As summarized by SSN Insider, “Open Road Films is a joint venture by the country’s two largest theater chains, AMC Entertainment and Regal Entertainment, forming their own domestic theatrical distribution company with CEO Tom Ortenberg. The partnership effectively puts these exhibitor giants—Regal and AMC together own more than 12,500 screens across the U.S.—into a role usually reserved for studios: the distribution and marketing of films. Open Road’s movies aren’t limited to only AMC and Regal screens and open in wide-release across the U.S.” It’s considered a mini-major.
2) Annapurna Pictures
Biggest Hits: Zero Dark Thirty, Spring Breakers, Her, American Hustle
Biggest Misses: The Master, Foxcatcher
Megan Ellison, the daughter of a tech billionaire, dropped out of film school to become a film producer, and has since had the midas touch, releasing almost nothing but solid awards contenders even if a couple of them weren’t exactly box office hits. Annapurna Pictures is also responsible for the upcoming David O. Russell-Jennifer Lawrence-Bradley Cooper reunion Joy.
Biggest Hits: The Bling Ring, The Spectacular Now, The Obvious Child, Ex Machina,
Biggest Misses: Under the Skin, The Rover, Life After Beth, A Most Violent Year
In its short life, A24, a mini-major established by industry veterans Daniel Katz, David Fenkel, and John Hodges, has been an active buyers on the film festival circuit, allowing it to put out 12 movies last year and another 12 this year. It has embraced VOD releases and alternate distribution methods, such as its exclusive deal with DirectTV for Slow West. At the moment, their newest film, the Jesse Eisenberg-Jason Segal drama The End of the Tour, has generated a lot of buzz, and their first venture into TV, USA’s sitcom Playing House, just started its second season.
Biggest Hit: The Guest
Biggest Miss: Metallica: Through the Never

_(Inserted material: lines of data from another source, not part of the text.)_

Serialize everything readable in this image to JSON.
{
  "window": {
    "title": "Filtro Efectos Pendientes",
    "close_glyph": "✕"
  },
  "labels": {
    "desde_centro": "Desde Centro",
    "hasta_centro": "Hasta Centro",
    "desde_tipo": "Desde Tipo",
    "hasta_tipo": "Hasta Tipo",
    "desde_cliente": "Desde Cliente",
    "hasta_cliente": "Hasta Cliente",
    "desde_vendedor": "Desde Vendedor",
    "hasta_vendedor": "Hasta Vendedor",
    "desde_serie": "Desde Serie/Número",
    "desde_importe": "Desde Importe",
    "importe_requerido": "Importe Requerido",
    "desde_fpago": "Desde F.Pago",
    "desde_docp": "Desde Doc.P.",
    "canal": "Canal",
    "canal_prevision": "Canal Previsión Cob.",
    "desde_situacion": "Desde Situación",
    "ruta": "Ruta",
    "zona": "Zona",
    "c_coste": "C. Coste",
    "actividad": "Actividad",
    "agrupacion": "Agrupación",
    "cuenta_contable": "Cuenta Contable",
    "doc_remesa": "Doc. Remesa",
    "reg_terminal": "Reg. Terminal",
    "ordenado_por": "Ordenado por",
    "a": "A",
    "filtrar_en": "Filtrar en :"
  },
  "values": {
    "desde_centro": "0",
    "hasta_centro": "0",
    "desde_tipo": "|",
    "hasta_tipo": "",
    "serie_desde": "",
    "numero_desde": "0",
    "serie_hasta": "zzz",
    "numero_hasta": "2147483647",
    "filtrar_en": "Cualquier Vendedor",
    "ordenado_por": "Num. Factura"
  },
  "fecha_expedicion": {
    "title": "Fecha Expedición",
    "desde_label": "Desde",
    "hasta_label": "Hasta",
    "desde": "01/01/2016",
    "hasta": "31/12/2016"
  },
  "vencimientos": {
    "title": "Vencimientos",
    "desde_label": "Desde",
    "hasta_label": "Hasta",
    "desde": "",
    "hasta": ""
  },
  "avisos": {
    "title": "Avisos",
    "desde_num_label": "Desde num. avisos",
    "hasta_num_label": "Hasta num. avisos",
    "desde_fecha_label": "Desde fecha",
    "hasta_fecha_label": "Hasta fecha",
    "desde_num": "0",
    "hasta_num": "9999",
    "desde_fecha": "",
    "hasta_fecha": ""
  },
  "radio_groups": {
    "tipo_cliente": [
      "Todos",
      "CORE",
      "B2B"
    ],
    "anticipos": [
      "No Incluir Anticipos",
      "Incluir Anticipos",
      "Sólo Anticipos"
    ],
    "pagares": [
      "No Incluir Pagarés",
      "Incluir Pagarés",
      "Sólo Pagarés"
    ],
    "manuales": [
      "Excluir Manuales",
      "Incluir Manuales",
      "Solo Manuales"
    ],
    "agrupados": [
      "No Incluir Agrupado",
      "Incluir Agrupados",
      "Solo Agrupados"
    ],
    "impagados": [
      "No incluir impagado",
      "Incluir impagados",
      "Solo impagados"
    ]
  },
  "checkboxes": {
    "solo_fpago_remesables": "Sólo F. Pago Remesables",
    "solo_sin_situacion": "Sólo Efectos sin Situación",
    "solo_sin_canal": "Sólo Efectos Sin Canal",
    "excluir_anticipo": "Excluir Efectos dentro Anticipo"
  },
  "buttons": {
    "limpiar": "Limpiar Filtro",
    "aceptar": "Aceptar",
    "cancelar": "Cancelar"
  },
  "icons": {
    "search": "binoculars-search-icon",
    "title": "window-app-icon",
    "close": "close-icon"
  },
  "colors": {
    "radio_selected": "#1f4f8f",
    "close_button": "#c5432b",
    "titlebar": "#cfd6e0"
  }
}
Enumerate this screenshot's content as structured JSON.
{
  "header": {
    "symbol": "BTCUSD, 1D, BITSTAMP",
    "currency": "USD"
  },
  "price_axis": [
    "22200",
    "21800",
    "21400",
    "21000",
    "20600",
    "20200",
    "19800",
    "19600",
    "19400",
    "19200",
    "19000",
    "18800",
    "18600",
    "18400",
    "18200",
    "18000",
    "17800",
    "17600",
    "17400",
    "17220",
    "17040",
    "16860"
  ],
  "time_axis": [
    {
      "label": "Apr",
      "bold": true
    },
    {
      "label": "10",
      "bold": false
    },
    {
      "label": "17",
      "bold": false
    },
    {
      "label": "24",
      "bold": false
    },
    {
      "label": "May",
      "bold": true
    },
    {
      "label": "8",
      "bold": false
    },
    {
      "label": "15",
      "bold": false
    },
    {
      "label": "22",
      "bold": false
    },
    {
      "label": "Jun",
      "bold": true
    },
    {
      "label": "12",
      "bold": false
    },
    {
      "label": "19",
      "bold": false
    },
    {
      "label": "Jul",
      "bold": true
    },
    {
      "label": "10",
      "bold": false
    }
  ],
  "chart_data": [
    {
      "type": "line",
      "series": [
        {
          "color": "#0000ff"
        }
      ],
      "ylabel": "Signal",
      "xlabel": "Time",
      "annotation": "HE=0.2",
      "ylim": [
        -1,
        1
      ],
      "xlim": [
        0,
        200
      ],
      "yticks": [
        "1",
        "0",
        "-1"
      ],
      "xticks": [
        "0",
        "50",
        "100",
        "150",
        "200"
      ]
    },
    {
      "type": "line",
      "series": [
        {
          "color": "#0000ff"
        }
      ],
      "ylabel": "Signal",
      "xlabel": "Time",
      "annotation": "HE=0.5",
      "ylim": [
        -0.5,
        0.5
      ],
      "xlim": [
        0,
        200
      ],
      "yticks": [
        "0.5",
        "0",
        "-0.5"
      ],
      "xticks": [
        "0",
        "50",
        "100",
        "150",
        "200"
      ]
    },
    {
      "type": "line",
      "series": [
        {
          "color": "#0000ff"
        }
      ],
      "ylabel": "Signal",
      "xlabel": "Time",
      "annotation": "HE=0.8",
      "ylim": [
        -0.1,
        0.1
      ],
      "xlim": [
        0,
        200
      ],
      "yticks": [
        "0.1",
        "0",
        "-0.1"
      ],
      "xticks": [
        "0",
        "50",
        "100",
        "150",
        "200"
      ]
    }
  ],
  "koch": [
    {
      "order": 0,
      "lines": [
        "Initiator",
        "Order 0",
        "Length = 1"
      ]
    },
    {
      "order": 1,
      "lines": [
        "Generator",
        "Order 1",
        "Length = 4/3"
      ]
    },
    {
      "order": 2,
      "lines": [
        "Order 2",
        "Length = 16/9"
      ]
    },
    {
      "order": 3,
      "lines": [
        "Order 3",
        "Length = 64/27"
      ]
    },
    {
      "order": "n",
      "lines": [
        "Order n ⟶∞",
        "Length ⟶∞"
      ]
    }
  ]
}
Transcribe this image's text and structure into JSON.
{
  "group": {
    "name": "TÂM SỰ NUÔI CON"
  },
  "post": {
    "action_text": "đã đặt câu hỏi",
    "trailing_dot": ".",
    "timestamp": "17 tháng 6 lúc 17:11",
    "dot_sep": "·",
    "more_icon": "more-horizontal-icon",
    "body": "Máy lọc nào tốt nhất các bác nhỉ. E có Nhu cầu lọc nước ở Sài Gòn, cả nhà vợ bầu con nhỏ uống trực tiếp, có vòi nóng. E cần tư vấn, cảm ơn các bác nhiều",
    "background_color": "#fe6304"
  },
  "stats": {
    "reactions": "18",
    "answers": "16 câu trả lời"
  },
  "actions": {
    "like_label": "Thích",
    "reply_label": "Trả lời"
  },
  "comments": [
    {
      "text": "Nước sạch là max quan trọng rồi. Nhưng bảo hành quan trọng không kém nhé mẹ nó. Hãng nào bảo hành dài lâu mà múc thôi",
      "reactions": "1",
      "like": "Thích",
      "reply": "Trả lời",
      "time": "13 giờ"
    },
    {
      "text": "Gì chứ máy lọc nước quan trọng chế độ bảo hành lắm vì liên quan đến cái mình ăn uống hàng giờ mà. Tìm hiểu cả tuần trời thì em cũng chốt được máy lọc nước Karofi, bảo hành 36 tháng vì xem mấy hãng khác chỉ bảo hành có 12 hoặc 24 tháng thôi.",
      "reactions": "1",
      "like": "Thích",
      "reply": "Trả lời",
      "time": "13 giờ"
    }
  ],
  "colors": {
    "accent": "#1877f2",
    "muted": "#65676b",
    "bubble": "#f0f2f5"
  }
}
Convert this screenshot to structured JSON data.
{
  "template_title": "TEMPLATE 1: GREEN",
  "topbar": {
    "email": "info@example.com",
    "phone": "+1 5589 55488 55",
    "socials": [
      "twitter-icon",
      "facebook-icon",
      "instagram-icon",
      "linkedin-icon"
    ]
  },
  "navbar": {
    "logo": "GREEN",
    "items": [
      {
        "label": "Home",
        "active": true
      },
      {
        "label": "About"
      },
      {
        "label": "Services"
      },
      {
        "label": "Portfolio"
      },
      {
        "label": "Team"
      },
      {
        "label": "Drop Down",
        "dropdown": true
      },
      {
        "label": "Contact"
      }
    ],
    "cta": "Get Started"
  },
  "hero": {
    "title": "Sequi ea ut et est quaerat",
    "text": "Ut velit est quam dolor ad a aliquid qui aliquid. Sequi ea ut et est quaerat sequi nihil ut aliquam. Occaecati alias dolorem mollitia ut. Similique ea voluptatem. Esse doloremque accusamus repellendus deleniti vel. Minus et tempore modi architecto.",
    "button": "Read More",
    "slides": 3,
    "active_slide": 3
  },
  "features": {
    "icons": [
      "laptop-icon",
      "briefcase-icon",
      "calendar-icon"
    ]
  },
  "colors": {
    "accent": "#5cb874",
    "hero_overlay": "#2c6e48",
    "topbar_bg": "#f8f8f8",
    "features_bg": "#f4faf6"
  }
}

Picturehouse began its life as a speciality label for New Line Cinema and HBO in 2005, most famously releasing The Notorious Bettie Paige, A Prairie Home Companion, Pan’s Labyrinth, The Orphanage and Simon Pegg’s Run, Fatboy, Run. However, when Warner Bros. consolidated New Line in 2008 Picturehouse was discontinued. In 2013, former Picturehouse boss Bob Berney bought back the company name and logo, setting it up as a new mini-major. It’s been slow-going ever since then, with just one release on the horizon, a rom-com with Ashley Judd (Big Stone Gap) due in October.